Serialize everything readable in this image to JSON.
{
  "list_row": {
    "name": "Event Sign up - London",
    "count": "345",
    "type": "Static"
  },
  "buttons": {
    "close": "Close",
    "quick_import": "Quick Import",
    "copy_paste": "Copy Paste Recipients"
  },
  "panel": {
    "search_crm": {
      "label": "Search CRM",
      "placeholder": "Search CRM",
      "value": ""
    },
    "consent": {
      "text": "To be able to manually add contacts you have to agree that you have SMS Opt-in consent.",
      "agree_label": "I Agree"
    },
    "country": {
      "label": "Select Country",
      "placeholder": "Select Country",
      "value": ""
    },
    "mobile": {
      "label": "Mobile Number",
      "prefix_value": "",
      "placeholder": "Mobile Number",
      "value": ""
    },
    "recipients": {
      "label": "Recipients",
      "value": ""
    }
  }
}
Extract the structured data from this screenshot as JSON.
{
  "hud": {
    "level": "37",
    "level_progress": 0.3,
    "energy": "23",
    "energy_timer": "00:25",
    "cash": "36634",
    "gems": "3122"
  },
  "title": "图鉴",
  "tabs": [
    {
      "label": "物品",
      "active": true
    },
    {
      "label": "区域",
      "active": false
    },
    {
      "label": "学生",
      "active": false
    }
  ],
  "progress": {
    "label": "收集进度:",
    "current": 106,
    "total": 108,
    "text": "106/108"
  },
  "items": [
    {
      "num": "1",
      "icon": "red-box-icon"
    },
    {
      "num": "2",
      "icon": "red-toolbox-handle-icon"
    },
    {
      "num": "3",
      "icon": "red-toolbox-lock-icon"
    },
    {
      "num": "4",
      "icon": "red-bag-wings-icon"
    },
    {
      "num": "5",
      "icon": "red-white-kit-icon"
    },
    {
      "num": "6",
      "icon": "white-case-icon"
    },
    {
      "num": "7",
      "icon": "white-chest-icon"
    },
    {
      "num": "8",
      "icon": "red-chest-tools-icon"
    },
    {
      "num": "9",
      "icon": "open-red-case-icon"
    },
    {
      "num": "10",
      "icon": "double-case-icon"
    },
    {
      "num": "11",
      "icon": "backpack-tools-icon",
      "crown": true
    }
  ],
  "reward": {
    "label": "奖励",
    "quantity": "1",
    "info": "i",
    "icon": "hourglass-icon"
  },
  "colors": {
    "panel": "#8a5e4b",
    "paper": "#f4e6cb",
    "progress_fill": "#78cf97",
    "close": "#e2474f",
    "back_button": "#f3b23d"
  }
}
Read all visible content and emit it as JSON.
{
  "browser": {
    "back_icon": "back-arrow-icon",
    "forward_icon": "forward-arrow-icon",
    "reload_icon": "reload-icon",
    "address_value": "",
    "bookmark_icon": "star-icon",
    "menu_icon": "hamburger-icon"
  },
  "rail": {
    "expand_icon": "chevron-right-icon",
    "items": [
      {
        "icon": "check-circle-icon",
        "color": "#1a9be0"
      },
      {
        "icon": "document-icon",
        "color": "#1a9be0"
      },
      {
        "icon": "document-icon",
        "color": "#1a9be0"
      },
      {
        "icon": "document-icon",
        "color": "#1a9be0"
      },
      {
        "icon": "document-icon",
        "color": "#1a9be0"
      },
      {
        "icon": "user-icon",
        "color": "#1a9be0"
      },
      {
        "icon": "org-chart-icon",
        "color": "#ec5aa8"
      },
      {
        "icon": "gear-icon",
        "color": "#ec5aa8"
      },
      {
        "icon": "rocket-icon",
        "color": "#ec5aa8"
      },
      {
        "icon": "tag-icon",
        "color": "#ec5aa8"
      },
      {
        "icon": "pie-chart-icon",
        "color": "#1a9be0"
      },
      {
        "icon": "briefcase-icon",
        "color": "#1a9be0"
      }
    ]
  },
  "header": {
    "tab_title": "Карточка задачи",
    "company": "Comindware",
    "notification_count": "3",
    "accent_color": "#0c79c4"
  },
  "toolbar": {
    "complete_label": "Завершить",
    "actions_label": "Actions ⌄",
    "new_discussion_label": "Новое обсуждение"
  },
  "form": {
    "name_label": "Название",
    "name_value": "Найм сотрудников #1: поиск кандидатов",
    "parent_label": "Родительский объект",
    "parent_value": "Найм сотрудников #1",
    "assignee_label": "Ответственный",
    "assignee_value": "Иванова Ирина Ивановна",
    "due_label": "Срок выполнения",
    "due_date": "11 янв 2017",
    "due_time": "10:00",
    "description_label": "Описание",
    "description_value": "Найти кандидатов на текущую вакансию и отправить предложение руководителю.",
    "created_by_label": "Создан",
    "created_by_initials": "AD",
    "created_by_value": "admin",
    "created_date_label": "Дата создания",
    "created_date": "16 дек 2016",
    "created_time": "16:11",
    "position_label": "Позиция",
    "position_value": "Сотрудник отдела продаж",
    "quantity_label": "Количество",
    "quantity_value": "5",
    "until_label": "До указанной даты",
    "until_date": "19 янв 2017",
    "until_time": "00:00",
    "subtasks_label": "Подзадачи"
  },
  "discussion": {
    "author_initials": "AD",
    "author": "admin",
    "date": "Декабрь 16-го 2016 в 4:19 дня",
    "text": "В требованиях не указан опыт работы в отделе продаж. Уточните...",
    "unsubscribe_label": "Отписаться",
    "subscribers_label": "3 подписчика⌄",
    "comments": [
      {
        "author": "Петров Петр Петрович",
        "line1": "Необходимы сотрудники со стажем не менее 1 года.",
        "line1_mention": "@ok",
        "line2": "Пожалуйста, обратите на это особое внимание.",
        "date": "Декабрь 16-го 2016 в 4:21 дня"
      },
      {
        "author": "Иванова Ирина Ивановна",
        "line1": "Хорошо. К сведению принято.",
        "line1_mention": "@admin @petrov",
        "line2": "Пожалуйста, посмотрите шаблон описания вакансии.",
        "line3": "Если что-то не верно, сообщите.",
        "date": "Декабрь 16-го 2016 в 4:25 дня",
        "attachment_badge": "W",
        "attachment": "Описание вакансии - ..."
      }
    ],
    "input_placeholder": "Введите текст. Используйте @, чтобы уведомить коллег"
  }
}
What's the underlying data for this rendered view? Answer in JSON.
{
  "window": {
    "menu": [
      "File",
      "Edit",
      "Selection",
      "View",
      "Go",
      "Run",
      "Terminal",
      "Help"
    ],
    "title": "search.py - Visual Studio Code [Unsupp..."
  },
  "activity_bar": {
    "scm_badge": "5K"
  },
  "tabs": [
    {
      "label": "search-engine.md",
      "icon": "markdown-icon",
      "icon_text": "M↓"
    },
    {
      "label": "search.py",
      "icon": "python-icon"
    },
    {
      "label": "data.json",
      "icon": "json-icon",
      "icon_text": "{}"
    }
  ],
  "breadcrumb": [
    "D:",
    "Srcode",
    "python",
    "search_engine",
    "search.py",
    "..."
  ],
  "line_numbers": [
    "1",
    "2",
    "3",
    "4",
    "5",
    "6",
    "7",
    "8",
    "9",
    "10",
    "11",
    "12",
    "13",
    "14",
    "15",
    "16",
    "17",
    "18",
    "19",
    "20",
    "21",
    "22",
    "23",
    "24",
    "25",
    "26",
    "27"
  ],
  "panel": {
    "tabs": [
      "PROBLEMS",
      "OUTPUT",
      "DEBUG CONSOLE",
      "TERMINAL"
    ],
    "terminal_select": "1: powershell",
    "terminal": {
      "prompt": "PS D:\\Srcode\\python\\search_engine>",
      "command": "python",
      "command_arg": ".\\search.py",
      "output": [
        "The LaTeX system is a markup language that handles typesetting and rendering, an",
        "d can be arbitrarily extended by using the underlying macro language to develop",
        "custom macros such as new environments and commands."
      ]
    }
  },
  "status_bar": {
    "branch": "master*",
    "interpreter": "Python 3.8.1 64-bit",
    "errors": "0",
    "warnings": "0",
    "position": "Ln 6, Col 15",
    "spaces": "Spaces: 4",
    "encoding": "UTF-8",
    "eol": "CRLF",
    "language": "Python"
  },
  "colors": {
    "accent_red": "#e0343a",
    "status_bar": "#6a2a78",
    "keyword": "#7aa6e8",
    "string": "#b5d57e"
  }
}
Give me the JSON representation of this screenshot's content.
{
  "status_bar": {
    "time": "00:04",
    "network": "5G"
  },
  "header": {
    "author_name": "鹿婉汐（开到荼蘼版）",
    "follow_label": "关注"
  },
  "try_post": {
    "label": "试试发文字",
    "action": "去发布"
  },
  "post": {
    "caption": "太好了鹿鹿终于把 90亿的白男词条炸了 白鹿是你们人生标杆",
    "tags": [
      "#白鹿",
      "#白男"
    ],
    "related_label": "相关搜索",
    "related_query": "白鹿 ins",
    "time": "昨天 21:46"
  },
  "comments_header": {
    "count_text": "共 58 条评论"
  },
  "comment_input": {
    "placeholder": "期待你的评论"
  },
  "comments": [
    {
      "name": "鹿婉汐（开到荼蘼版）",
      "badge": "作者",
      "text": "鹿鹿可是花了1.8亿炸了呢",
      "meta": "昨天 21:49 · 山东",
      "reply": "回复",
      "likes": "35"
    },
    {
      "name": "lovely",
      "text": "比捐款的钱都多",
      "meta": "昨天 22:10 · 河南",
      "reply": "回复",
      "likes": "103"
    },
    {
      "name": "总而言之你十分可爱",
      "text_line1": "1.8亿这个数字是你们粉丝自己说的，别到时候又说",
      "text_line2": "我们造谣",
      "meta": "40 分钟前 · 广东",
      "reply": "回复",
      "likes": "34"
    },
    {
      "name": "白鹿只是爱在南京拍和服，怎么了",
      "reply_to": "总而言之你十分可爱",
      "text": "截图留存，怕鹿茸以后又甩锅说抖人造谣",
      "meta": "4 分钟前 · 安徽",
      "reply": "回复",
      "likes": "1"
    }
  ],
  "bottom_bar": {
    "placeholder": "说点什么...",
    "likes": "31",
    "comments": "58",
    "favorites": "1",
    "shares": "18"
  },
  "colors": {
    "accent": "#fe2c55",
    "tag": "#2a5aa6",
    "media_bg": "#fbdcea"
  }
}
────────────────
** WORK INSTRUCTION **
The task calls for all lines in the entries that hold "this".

** RESULT BELOW **
Serialize everything readable in this image to JSON.
Extract the structured data from this screenshot as JSON.
What's the underlying data for this rendered view? Answer in JSON.
Give me the JSON representation of this screenshot's content.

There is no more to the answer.